It’s hard to make up your mind about Dutch ten-piece Flowriders. They certainly have something going on, but is it a decade too late? The outfit have blossomed from a duo in 2000 into a gifted rabble of ten in 2005 and this growth has created a certain diversity in their music, which has to be praised.
What’s more, they’ve produced a 16-track debut: definitely eager to please. The beats are broken, the soul is nu, and the percussion funky.
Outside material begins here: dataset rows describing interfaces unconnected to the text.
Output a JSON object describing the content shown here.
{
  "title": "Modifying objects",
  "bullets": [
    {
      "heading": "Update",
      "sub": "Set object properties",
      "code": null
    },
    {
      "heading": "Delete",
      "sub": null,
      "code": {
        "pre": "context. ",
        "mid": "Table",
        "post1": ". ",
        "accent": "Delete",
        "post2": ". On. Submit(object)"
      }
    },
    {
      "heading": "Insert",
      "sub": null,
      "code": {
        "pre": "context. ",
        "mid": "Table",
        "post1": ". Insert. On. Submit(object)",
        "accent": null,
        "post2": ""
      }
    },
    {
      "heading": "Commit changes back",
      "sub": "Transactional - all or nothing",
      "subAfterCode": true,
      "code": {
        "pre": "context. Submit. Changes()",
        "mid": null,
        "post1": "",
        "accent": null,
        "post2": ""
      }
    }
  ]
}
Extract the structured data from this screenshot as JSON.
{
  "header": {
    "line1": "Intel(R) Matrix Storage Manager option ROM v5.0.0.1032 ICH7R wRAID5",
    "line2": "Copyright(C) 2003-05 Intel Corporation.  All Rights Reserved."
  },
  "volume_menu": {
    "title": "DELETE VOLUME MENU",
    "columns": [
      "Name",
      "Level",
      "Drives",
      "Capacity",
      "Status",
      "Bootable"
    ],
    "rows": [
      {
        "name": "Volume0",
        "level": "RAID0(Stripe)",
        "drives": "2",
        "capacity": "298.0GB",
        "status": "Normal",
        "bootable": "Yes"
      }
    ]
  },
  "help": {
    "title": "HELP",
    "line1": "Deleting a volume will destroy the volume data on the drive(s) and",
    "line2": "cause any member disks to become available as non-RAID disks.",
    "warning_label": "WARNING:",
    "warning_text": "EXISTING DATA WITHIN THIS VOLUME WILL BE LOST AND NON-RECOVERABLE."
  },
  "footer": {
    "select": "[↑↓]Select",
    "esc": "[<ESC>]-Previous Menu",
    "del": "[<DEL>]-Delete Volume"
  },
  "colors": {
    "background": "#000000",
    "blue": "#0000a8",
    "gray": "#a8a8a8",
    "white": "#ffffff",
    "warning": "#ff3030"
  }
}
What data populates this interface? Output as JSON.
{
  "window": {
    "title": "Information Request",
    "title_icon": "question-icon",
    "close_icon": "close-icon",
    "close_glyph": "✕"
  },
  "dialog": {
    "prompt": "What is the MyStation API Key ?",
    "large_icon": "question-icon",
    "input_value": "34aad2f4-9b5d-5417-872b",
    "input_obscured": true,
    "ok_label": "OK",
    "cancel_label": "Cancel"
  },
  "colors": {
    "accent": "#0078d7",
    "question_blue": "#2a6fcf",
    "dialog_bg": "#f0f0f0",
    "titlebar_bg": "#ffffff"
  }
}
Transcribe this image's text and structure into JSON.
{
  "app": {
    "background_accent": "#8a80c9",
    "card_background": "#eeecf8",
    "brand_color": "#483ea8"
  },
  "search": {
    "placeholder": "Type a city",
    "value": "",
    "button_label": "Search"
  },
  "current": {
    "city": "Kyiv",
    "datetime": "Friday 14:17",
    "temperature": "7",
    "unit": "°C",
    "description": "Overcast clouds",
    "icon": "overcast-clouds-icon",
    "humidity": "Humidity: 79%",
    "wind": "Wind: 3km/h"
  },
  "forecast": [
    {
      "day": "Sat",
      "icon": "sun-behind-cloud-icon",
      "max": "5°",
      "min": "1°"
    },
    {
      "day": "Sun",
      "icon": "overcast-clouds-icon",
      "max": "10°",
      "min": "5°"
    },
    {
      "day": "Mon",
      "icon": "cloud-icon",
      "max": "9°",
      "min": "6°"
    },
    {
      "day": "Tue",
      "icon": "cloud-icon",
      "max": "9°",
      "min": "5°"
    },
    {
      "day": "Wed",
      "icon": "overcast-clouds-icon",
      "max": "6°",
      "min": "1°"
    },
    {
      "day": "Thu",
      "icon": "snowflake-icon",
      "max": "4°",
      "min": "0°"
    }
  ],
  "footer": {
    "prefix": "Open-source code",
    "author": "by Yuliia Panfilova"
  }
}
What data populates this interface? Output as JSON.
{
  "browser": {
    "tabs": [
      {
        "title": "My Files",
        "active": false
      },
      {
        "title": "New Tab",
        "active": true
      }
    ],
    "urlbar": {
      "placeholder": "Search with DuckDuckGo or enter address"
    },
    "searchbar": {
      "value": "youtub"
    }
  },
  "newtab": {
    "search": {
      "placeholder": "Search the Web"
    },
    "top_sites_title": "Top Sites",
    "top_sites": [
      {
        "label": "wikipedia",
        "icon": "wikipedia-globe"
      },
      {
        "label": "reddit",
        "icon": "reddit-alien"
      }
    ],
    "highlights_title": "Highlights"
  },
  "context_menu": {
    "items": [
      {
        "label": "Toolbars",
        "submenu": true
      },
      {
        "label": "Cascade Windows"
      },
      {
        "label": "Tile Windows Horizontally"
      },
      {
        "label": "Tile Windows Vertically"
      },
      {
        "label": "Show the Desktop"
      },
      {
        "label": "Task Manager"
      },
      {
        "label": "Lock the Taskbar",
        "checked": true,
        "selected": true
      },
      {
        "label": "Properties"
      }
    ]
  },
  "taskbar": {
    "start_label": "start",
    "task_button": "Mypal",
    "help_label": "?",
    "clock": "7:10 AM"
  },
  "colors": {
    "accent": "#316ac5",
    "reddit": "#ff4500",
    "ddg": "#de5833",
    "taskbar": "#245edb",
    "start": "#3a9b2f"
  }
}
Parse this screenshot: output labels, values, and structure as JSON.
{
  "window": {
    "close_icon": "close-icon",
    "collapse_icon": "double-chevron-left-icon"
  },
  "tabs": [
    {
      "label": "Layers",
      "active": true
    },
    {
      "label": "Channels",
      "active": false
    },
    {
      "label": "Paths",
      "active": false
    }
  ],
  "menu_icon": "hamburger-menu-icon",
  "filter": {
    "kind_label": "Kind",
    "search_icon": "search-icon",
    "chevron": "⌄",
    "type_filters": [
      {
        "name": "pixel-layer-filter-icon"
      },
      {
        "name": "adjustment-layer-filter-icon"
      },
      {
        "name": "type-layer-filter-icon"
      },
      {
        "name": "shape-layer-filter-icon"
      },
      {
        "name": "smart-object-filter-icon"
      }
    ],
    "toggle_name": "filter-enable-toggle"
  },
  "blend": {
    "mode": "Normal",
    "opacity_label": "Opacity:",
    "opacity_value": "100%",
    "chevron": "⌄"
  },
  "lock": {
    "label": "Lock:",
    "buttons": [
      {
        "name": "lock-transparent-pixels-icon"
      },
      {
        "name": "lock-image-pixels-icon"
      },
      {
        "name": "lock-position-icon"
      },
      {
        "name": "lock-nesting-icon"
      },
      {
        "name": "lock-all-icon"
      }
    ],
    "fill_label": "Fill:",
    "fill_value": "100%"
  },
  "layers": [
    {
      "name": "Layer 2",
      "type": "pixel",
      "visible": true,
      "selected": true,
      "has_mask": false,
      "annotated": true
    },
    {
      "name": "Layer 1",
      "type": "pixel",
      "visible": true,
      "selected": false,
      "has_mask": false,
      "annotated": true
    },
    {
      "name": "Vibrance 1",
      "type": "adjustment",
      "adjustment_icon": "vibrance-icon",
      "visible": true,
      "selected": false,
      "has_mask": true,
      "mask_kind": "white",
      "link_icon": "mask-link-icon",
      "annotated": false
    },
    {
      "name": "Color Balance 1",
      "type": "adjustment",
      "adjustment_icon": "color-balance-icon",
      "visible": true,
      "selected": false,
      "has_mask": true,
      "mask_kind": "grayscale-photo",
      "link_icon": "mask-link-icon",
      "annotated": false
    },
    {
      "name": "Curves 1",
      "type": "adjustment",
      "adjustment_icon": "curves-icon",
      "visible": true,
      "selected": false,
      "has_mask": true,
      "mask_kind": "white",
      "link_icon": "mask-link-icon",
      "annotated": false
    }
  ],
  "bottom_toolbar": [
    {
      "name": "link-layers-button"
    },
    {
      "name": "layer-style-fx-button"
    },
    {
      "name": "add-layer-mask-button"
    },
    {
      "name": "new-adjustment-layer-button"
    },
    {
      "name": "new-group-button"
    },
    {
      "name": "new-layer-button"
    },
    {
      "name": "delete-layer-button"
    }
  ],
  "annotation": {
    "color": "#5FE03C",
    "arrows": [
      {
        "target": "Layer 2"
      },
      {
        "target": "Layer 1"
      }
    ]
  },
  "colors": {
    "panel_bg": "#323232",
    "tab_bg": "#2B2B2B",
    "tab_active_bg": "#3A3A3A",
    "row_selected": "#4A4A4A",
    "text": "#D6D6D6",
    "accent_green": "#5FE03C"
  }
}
But the vocals, which at times are wonderfully soulful, at others ever-so-slightly miss the mark.
The album as a whole is rife with jazzy refrains and groovy bass, but as one track mooches into the next you begin to feel that the overall effect lacks the necessary pizzazz.
Reggae Roots is interrupted after a promising beginning by a flailing flute, which is only halted by the percussionist dropping his sticks – the only explanation for the track ending so abruptly. The horns on following track Macy Miles doesn’t sit entirely comfortably with the overly pop-focused male vocal which develops a slight feel of a Craig David R ‘n’ Bollocks at the end.
But skip to cooler-than-cucumber Matter, for then Flowriders at their most focused. That is until that pesky flute raises its unsightly head again, screeches the same melody as the funky female singer, and at times obscures her completely.
The flute, perhaps one of their proudest attributes on the album, is also the one that dogs it. Tracks like Nerd Rock and Roots Go Deep, which concentrate on electric wiggles, bring the band up to date.
The biggest claim to fame Flowriders can boast of is probably supporting Lamb (once), and just like the trip hop legends themselves, Flowriders are probably much better live. You can really imagine the presence the ten-piece have on stage and the atmosphere the layering of sounds create.
Pressed together on disc Starcraft merges into a wash of pleasantness that only really catches your attention when it errs. Buy it if you’re a soulful fellow who likes to lounge.